In England, capitalism started with pirates. In continental Europe, robber barons played a similar role. In Russia, oligarchs perform that function. The result is the same. The Russian economy is heavily dependent on Western investment, technology and markets. Russia’s principal source of revenue consists of oil and gas exports to the West, worth some 160 billion dollars in 2013. Even if Putin’s plan to capture part of the Chinese market succeeds, it would be worth no more than 40 billion dollars.
A visitor to Russia is quickly struck by the passion that many Russians have for the West, and dream, as they have always done, of a “common European space” between the Atlantic and the Urals, sometimes even to Vladivostok.
The idea of isolating Russia, currently fashionable in Western capitals, would be hard to implement in any meaningful way. How could anyone isolate the world’s largest country with the biggest number of neighbors?
Russia is a neighbor both of the United States and Iran, not to mention Germany and Japan. Ever since it gained its independence in the 15th century, Russia has played a role in all major events affecting the European continent. While maintaining its distinct identity, culturally speaking, Russia has been part of the European civilization, and a major contributor to Western literature, music, art, architecture, cinema and dance.
The current tension between Russia and the West seems rooted in three elements. The first is represented by the split in Christendom that led to the separation of the Eastern Orthodox Church from the Church of Rome in 1054 CE. The second is the emergence of an imperial system in Russia at a time when other parts of Europe, emerging from the debris of the Holy Roman Empire, started shaping a string of nation-states. Finally, a more recent element of discord came with the fall of the Soviet Empire in 1991. The Western powers saw that as a defeat for the Russian nation, whereas in reality, as a nation, Russia had been one of the victims of the Communist empire.
The chaotic period that followed the fall of the USSR fostered some bitterness against Western democracies. By 1992, Russian gross domestic product had been reduced by almost 50 percent. In 1995, the devaluation introduced by Prime Minister Yevgeny Primakov triggered an inflationary avalanche never before seen in Russian history.

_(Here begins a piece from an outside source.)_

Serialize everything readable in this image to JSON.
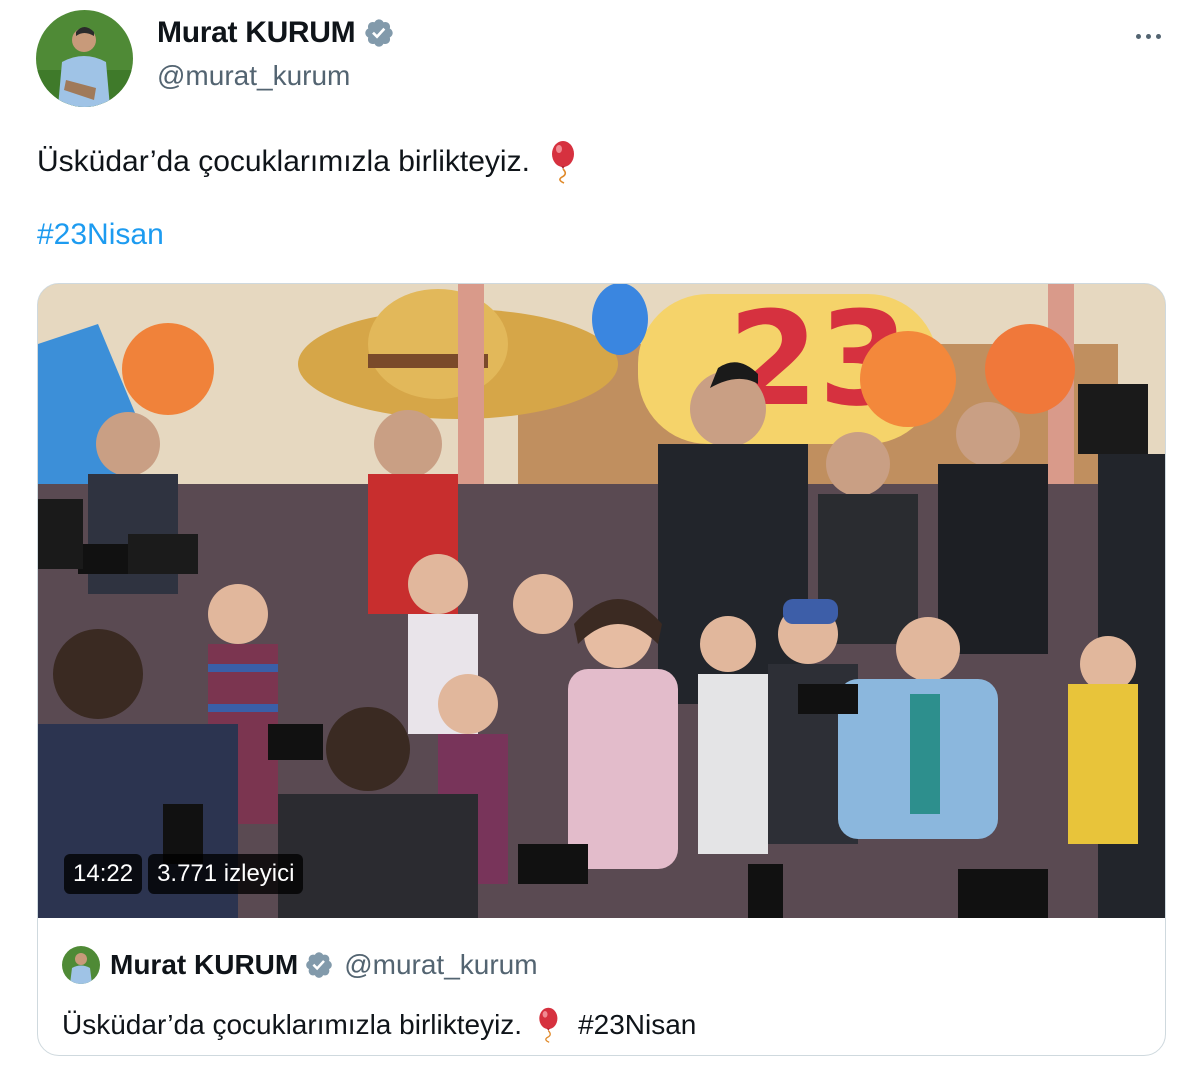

Putin has built his personal narrative as a savior of the Russian nation, a man who restored the dignity of the state in the face of plundering oligarchs and their foreign, often western, partners.

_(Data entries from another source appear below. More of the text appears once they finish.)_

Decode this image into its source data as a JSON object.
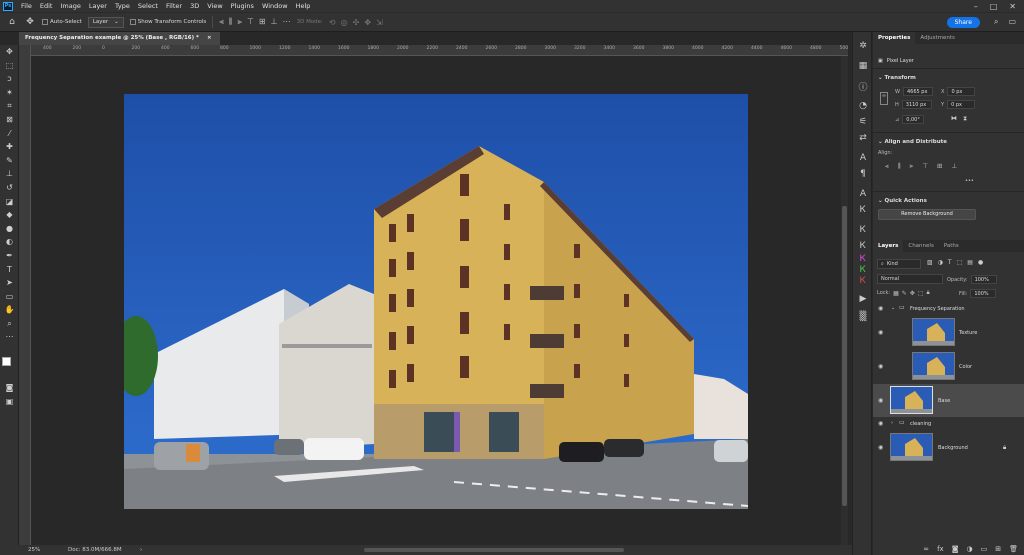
{
  "menubar": {
    "app_icon": "Ps",
    "items": [
      "File",
      "Edit",
      "Image",
      "Layer",
      "Type",
      "Select",
      "Filter",
      "3D",
      "View",
      "Plugins",
      "Window",
      "Help"
    ]
  },
  "options": {
    "auto_select": "Auto-Select",
    "layer_dd": "Layer",
    "transform": "Show Transform Controls",
    "mode_3d": "3D Mode:",
    "share": "Share"
  },
  "document": {
    "tab_title": "Frequency Separation example @ 25% (Base , RGB/16) *",
    "close": "×",
    "ruler_ticks": [
      "400",
      "200",
      "0",
      "200",
      "400",
      "600",
      "800",
      "1000",
      "1200",
      "1400",
      "1600",
      "1800",
      "2000",
      "2200",
      "2400",
      "2600",
      "2800",
      "3000",
      "3200",
      "3400",
      "3600",
      "3800",
      "4000",
      "4200",
      "4400",
      "4600",
      "4800",
      "5000"
    ]
  },
  "status": {
    "zoom": "25%",
    "doc": "Doc: 83.0M/666.8M",
    "arrow": "›"
  },
  "properties": {
    "tabs": [
      "Properties",
      "Adjustments"
    ],
    "layer_type": "Pixel Layer",
    "transform_hdr": "Transform",
    "w_label": "W",
    "w_value": "4665 px",
    "h_label": "H",
    "h_value": "3110 px",
    "x_label": "X",
    "x_value": "0 px",
    "y_label": "Y",
    "y_value": "0 px",
    "angle": "0,00°",
    "align_hdr": "Align and Distribute",
    "align_label": "Align:",
    "more": "•••",
    "quick_hdr": "Quick Actions",
    "remove_bg": "Remove Background"
  },
  "layers": {
    "tabs": [
      "Layers",
      "Channels",
      "Paths"
    ],
    "kind": "Kind",
    "blend": "Normal",
    "opacity_label": "Opacity:",
    "opacity": "100%",
    "lock_label": "Lock:",
    "fill_label": "Fill:",
    "fill": "100%",
    "items": [
      {
        "name": "Frequency Separation",
        "type": "group"
      },
      {
        "name": "Texture",
        "type": "layer"
      },
      {
        "name": "Color",
        "type": "layer"
      },
      {
        "name": "Base",
        "type": "layer"
      },
      {
        "name": "cleaning",
        "type": "group"
      },
      {
        "name": "Background",
        "type": "layer"
      }
    ]
  },
  "colors": {
    "accent": "#1473e6",
    "sky": "#1f4fa6",
    "building": "#d7b258"
  }
}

During the Cold War, anti-Communism often morphed into anti-Russian sentiment. Today, too, opposition to aspects of Putin’s foreign policy sometimes degenerates into a rejection of Russia as a nation. In that regard, Putin has performed his historic function, some of it necessary and useful in its time, and is now fated to peak out as a politician. Despite current approval rates, according to most polls, Putin’s political star is on a declining trajectory. It is important for the Western democracies, indeed for the whole world, not to push Russia into a corner in order to punish Putin. The real challenge that Europe faces is how to develop a new relationship with Russia, one that takes into account its peculiarities along with its affinities with the European civilization.